Non-historic elements that have been added to the building after its original construction may include additions, alterations, and repairs over the years. Assessing these non-historic elements is an important part of understanding the building’s history. These features can be identified through historical documents, photographs, and physical evidence, such as differences in materials or construction techniques.
Once these elements have been identified, their impact on the building’s character should be discussed. Consider how the building has evolved and whether these non-historic elements were added for a functional or aesthetic purpose.
While these elements might not be historic, that doesn’t mean that they don’t need restoring. Assess the feasibility of removing or altering non-historic elements, considering whether they damage or detract from the building’s integrity. These considerations should be incorporated into the renovation plan and will impact the hardware products, fixtures, and tools needed.
Consult the Local Standards
Consulting local standards is essential when restoring a historic building. Regulations, guidelines, and best practices have often been developed specifically for the preservation and conservation of historical buildings in a particular area and may affect your restoration plan.
These standards can provide valuable information on appropriate materials, techniques, and designs that align with the building’s historical significance and cultural heritage. Failing to consider these standards may damage the building’s integrity and contribute to losing its historical value.
Consulting local standards can also ensure that renovation work is carried out in a way that respects the building’s original character and design and any non-historic elements are added in a way that is sensitive to the building’s historical significance.
Consider the New Purpose
When renovating a historical building, the new purpose should be kept front of mind, making sure that the building is functional and meets the needs of its occupants without losing the building’s character and design.
On one hand, it’s important to consider the layout and how it will be adapted to accommodate new spaces. On the other hand, the environment and finishes should be considered to ensure that the building (and its features) are maintained and preserved.
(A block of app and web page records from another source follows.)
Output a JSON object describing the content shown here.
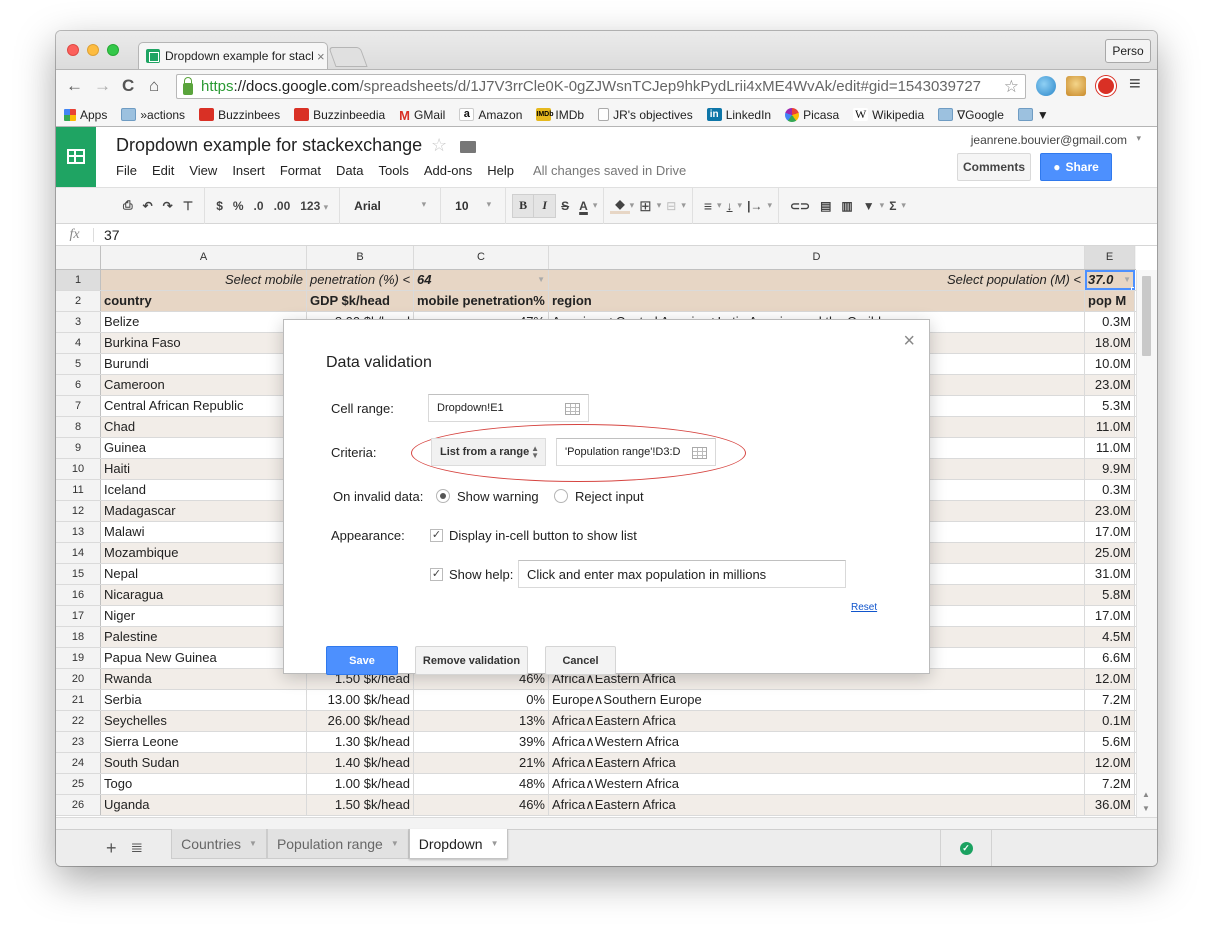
{
  "browser": {
    "tab_title": "Dropdown example for stackexchange",
    "tab_close": "×",
    "profile_label": "Perso",
    "url": {
      "scheme": "https",
      "host": "://docs.google.com",
      "path": "/spreadsheets/d/1J7V3rrCle0K-0gZJWsnTCJep9hkPydLrii4xME4WvAk/edit#gid=1543039727"
    },
    "nav": {
      "back": "←",
      "forward": "→",
      "reload": "C",
      "home": "⌂",
      "star": "☆",
      "menu": "≡"
    },
    "bookmarks": [
      {
        "label": "Apps",
        "icon": "apps-icon"
      },
      {
        "label": "»actions",
        "icon": "folder-icon"
      },
      {
        "label": "Buzzinbees",
        "icon": "buzzinbees-icon"
      },
      {
        "label": "Buzzinbeedia",
        "icon": "buzzinbeedia-icon"
      },
      {
        "label": "GMail",
        "icon": "gmail-icon",
        "glyph": "M"
      },
      {
        "label": "Amazon",
        "icon": "amazon-icon",
        "glyph": "a"
      },
      {
        "label": "IMDb",
        "icon": "imdb-icon",
        "glyph": "IMDb"
      },
      {
        "label": "JR's objectives",
        "icon": "page-icon"
      },
      {
        "label": "LinkedIn",
        "icon": "linkedin-icon",
        "glyph": "in"
      },
      {
        "label": "Picasa",
        "icon": "picasa-icon"
      },
      {
        "label": "Wikipedia",
        "icon": "wikipedia-icon",
        "glyph": "W"
      },
      {
        "label": "∇Google",
        "icon": "folder-icon"
      },
      {
        "label": "▼",
        "icon": "folder-icon"
      }
    ]
  },
  "docs": {
    "title": "Dropdown example for stackexchange",
    "star": "☆",
    "menu": [
      "File",
      "Edit",
      "View",
      "Insert",
      "Format",
      "Data",
      "Tools",
      "Add-ons",
      "Help"
    ],
    "save_status": "All changes saved in Drive",
    "user_email": "jeanrene.bouvier@gmail.com",
    "comments_label": "Comments",
    "share_label": "Share",
    "toolbar": {
      "currency": "$",
      "percent": "%",
      "dec_decrease": ".0",
      "dec_increase": ".00",
      "more_formats": "123",
      "font": "Arial",
      "font_size": "10",
      "bold": "B",
      "italic": "I",
      "strike": "S",
      "text_color": "A",
      "caret": "▾"
    },
    "formula": {
      "fx": "fx",
      "value": "37"
    }
  },
  "sheet": {
    "columns": [
      "A",
      "B",
      "C",
      "D",
      "E"
    ],
    "row1": {
      "num": "1",
      "a": "Select mobile",
      "b": "penetration (%) <",
      "c": "64",
      "d": "Select population (M) <",
      "e": "37.0"
    },
    "row2": {
      "num": "2",
      "a": "country",
      "b": "GDP $k/head",
      "c": "mobile penetration%",
      "d": "region",
      "e": "pop M"
    },
    "rows": [
      {
        "num": "3",
        "country": "Belize",
        "gdp": "8.00 $k/head",
        "mobile": "47%",
        "region": "Americas∧Central America∧Latin America and the Caribbean",
        "pop": "0.3M"
      },
      {
        "num": "4",
        "country": "Burkina Faso",
        "gdp": "",
        "mobile": "",
        "region": "",
        "pop": "18.0M"
      },
      {
        "num": "5",
        "country": "Burundi",
        "gdp": "",
        "mobile": "",
        "region": "",
        "pop": "10.0M"
      },
      {
        "num": "6",
        "country": "Cameroon",
        "gdp": "",
        "mobile": "",
        "region": "",
        "pop": "23.0M"
      },
      {
        "num": "7",
        "country": "Central African Republic",
        "gdp": "",
        "mobile": "",
        "region": "",
        "pop": "5.3M"
      },
      {
        "num": "8",
        "country": "Chad",
        "gdp": "",
        "mobile": "",
        "region": "",
        "pop": "11.0M"
      },
      {
        "num": "9",
        "country": "Guinea",
        "gdp": "",
        "mobile": "",
        "region": "",
        "pop": "11.0M"
      },
      {
        "num": "10",
        "country": "Haiti",
        "gdp": "",
        "mobile": "",
        "region": "",
        "pop": "9.9M"
      },
      {
        "num": "11",
        "country": "Iceland",
        "gdp": "",
        "mobile": "",
        "region": "",
        "pop": "0.3M"
      },
      {
        "num": "12",
        "country": "Madagascar",
        "gdp": "",
        "mobile": "",
        "region": "",
        "pop": "23.0M"
      },
      {
        "num": "13",
        "country": "Malawi",
        "gdp": "",
        "mobile": "",
        "region": "",
        "pop": "17.0M"
      },
      {
        "num": "14",
        "country": "Mozambique",
        "gdp": "",
        "mobile": "",
        "region": "",
        "pop": "25.0M"
      },
      {
        "num": "15",
        "country": "Nepal",
        "gdp": "",
        "mobile": "",
        "region": "",
        "pop": "31.0M"
      },
      {
        "num": "16",
        "country": "Nicaragua",
        "gdp": "",
        "mobile": "",
        "region": "",
        "pop": "5.8M"
      },
      {
        "num": "17",
        "country": "Niger",
        "gdp": "",
        "mobile": "",
        "region": "",
        "pop": "17.0M"
      },
      {
        "num": "18",
        "country": "Palestine",
        "gdp": "",
        "mobile": "",
        "region": "",
        "pop": "4.5M"
      },
      {
        "num": "19",
        "country": "Papua New Guinea",
        "gdp": "",
        "mobile": "",
        "region": "",
        "pop": "6.6M"
      },
      {
        "num": "20",
        "country": "Rwanda",
        "gdp": "1.50 $k/head",
        "mobile": "46%",
        "region": "Africa∧Eastern Africa",
        "pop": "12.0M"
      },
      {
        "num": "21",
        "country": "Serbia",
        "gdp": "13.00 $k/head",
        "mobile": "0%",
        "region": "Europe∧Southern Europe",
        "pop": "7.2M"
      },
      {
        "num": "22",
        "country": "Seychelles",
        "gdp": "26.00 $k/head",
        "mobile": "13%",
        "region": "Africa∧Eastern Africa",
        "pop": "0.1M"
      },
      {
        "num": "23",
        "country": "Sierra Leone",
        "gdp": "1.30 $k/head",
        "mobile": "39%",
        "region": "Africa∧Western Africa",
        "pop": "5.6M"
      },
      {
        "num": "24",
        "country": "South Sudan",
        "gdp": "1.40 $k/head",
        "mobile": "21%",
        "region": "Africa∧Eastern Africa",
        "pop": "12.0M"
      },
      {
        "num": "25",
        "country": "Togo",
        "gdp": "1.00 $k/head",
        "mobile": "48%",
        "region": "Africa∧Western Africa",
        "pop": "7.2M"
      },
      {
        "num": "26",
        "country": "Uganda",
        "gdp": "1.50 $k/head",
        "mobile": "46%",
        "region": "Africa∧Eastern Africa",
        "pop": "36.0M"
      }
    ],
    "tabs": [
      {
        "label": "Countries",
        "active": false
      },
      {
        "label": "Population range",
        "active": false
      },
      {
        "label": "Dropdown",
        "active": true
      }
    ],
    "add_sheet": "+",
    "all_sheets": "≣",
    "status_icon": "✓"
  },
  "dialog": {
    "title": "Data validation",
    "close": "×",
    "cell_range_label": "Cell range:",
    "cell_range_value": "Dropdown!E1",
    "criteria_label": "Criteria:",
    "criteria_type": "List from a range",
    "criteria_range": "'Population range'!D3:D",
    "invalid_label": "On invalid data:",
    "invalid_options": [
      {
        "label": "Show warning",
        "selected": true
      },
      {
        "label": "Reject input",
        "selected": false
      }
    ],
    "appearance_label": "Appearance:",
    "display_button_label": "Display in-cell button to show list",
    "display_button_checked": true,
    "show_help_label": "Show help:",
    "show_help_checked": true,
    "help_text": "Click and enter max population in millions",
    "reset_label": "Reset",
    "save_label": "Save",
    "remove_label": "Remove validation",
    "cancel_label": "Cancel"
  }
}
For example, we recommend using rust-free hardware because it is resistant to corrosion, oxidation, and rusting. Weather-proof sliding door hardware and corrosion-resistant door hardware are effective additions to buildings that experience a lot of rain and wind or are located near the sea.
Use Quality Hardware
Quality hardware is crucial when conducting a historical restoration, ensuring that the building’s historical integrity is preserved and renovation work is durable and long-lasting.
Choosing quality hardware involves considering several factors, such as material, finish, and design of the hardware, as well as longevity and durability. The material should be appropriate for the building’s architectural style and also be able to withstand the building’s environment.
RW Hardware has a long history of durable products that hold strong against many forces and elements while remaining sustainable and environmentally friendly. Our hardware is often found in orginal structures during restoration projects, and allows us to easily assist in cleaning up old parts or providing new hardware that still works with the original material.
Restore and Renovate With the Best
Knowledge is forged with experience, and our team of experts has a wealth of experience manufacturing equipment for historic structures since 1880. Our case studies include various exciting projects, such as the Salisbury House Foundation, which included bifold sliding door hardware to honor the design and aesthetic, and the John Weaver Addams House, which included heavy-duty sliding door track hardware to restore a gorgeous pocket door.
If you’re gearing up to restore a historical building in your area, we’ve got you covered. Contact our team to learn about our diverse range of hardware products and how we can apply them to your latest project. We also offer an educational course that covers the value of historical hardware, code and safety requirements, customization, and more.